I can't say exactly when it happened, but at some point this former teenage mallrat has become unable to handle the mall. There are too many people, too many signs, too many folks in kiosks trying to straighten your hair and give you hand lotion samples. I find it completely overwhelming.
Another problem is that when I get to the mall, I understand how my closets got so full of monsters (and by that I mean crap I don't need) in the first place.
First, there is the pervasive message that if you buy a little more, you can save money. For example, buy one get one half off deals mean that you have to buy a second item that you were probably not planning to get, otherwise you miss out on a great deal. Did you ever end up buying a second pair of shoes that you didn't really love, just because you knew you would get them half price? And God forbid that you chose to only buy one anyway, the poor saleslady will give herself a hernia trying to convince you of the folly of your ways. Similarly, there is the "one is $4.50 but you can get three for $10" set up. You definitely spend less on each item, but in the end you spend $10 instead of $4.50. Did you need three tubes of lip gloss? Are you going to use them all, or will you find the extra two in a closet somewhere years later and toss them?
Then there's the mall deal that almost draws out my inner Clutterella every time: the purchase-with-purchase. This is like my kryptonine- there must be some marketing concept to say that if you offer to "let" someone buy something, instead of just plain old selling it to them, they will want it even more. I'm pretty much a big sucker for this kind of thing, and I must not be the only one.
Case in point: today I went to the Bath and Body Works to buy a gift for someone.
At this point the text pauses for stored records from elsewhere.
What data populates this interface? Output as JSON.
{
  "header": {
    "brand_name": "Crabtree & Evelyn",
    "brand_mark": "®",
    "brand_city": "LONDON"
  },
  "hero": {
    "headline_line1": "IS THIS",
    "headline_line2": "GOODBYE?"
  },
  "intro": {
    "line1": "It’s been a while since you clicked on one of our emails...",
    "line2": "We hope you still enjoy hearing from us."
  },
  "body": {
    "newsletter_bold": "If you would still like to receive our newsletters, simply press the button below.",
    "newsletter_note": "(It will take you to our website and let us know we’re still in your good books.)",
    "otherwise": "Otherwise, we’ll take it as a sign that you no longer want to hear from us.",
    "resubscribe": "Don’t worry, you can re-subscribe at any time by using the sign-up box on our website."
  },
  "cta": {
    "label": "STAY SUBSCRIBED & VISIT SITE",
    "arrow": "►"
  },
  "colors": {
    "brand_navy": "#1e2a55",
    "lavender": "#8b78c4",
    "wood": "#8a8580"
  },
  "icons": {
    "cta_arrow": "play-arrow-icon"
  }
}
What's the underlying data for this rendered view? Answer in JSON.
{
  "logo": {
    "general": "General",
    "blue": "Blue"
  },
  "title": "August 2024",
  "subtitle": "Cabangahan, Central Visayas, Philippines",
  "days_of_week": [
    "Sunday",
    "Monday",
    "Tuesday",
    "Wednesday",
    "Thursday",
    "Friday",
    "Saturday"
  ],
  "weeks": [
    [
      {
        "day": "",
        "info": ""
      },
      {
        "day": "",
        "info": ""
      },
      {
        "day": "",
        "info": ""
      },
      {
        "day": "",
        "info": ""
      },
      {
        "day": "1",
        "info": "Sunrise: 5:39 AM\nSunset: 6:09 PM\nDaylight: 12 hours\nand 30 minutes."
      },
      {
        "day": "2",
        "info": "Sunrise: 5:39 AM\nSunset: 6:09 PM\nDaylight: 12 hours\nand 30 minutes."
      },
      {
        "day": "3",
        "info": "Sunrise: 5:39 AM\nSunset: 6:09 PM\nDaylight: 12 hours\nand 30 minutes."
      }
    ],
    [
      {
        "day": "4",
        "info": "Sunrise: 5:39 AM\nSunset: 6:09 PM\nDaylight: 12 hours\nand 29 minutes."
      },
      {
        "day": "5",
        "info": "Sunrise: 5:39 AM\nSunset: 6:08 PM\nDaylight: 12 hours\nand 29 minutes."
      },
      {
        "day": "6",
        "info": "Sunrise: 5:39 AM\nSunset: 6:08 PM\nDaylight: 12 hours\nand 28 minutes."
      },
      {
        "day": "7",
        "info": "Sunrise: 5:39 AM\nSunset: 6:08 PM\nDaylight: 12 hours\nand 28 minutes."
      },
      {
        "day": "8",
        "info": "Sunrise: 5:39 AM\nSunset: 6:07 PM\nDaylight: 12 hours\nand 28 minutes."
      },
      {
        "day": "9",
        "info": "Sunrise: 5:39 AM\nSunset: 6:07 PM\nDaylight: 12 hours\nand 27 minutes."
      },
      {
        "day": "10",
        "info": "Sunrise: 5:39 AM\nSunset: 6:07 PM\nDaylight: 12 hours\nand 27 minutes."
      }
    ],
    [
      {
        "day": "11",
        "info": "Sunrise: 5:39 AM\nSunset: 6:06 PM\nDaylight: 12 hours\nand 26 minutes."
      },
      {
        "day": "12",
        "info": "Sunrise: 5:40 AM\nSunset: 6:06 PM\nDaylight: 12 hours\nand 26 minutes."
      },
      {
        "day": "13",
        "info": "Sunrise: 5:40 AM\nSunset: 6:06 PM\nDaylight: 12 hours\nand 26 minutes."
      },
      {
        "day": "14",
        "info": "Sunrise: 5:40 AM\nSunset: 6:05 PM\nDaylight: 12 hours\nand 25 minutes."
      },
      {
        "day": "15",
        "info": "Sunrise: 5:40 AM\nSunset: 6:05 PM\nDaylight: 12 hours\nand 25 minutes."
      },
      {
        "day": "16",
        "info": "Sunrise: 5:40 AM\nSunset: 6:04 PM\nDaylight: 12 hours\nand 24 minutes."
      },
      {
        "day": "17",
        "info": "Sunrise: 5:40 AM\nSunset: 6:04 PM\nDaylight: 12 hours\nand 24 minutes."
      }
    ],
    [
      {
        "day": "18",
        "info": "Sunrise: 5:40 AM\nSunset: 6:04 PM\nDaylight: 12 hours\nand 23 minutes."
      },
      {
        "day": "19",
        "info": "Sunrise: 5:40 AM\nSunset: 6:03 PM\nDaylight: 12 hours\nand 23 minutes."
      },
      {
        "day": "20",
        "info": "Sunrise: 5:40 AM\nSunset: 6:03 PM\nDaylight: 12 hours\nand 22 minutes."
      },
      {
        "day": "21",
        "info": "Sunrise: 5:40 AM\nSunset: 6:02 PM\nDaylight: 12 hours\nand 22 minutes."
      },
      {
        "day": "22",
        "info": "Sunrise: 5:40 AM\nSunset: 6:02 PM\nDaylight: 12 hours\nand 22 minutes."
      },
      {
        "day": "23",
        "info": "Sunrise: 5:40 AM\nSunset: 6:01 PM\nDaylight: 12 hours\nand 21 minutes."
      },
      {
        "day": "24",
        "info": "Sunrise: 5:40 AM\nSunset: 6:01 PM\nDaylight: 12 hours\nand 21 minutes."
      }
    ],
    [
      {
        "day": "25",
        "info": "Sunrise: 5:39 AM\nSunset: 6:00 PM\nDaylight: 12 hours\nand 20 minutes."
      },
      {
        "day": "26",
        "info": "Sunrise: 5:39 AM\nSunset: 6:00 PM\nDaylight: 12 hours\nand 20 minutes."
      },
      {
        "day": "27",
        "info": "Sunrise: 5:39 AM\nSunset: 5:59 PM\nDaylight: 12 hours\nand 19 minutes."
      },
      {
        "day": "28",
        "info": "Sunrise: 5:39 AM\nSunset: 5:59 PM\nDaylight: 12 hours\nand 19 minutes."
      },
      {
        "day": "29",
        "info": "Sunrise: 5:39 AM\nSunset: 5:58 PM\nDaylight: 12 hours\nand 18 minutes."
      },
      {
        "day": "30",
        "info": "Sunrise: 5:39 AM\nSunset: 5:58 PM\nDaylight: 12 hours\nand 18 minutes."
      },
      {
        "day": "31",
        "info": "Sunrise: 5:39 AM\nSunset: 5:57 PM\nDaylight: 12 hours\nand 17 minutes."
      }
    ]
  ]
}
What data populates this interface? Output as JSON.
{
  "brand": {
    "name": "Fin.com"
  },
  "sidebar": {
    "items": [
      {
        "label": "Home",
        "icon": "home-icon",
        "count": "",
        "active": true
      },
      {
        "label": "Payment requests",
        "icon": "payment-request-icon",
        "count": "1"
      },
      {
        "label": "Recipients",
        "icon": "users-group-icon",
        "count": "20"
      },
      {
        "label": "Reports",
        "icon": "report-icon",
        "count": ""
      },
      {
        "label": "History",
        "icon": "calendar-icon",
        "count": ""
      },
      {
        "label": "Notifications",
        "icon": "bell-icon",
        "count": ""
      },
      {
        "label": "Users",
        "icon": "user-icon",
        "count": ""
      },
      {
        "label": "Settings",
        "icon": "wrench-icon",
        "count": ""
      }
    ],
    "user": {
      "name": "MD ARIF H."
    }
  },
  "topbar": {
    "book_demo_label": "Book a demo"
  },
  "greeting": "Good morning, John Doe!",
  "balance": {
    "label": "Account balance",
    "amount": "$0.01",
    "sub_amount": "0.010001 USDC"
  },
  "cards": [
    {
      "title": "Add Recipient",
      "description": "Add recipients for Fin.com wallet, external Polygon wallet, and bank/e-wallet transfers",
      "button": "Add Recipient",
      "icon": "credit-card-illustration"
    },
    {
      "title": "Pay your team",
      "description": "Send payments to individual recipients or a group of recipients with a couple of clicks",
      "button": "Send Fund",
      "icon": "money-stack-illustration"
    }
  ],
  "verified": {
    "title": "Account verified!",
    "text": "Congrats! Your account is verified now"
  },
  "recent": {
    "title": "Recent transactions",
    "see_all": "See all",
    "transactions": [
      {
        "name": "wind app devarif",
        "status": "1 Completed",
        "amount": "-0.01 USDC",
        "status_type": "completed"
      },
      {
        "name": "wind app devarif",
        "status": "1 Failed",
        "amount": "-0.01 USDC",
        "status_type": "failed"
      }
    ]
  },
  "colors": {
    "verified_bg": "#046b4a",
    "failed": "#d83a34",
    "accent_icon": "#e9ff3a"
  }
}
I can actually resist B&BW gimmicks pretty well because I have really gotten away from wearing anything scented (not a political stance or anything, just a personal preference). I got to the store and the friendly sales clerk
So if you are wondering why your closets are packed full and you can't seem to accumulate any savings, you can probably blame at least some of the problem on the marketing geniuses at your local shopping mall and the
I have told you before that I am not trying to be a minimalist. I do still shop sometimes, and occasionally I find myself at the mall. Luckily, we have been on this awesome get-rid-of-the-closet-monsters journey together. Now that I have taken the time and effort to get rid of so many things I didn't really need, it's much easier to resist buying more stuff that I (still) don't really need. Most of the time anyway.
Thank you for making it all the way through this rant. So long for now, KISS (keep it simple stupid), and don't forget that, no matter what the sales clerk tells you, it is impossible to save money by buying more stuff.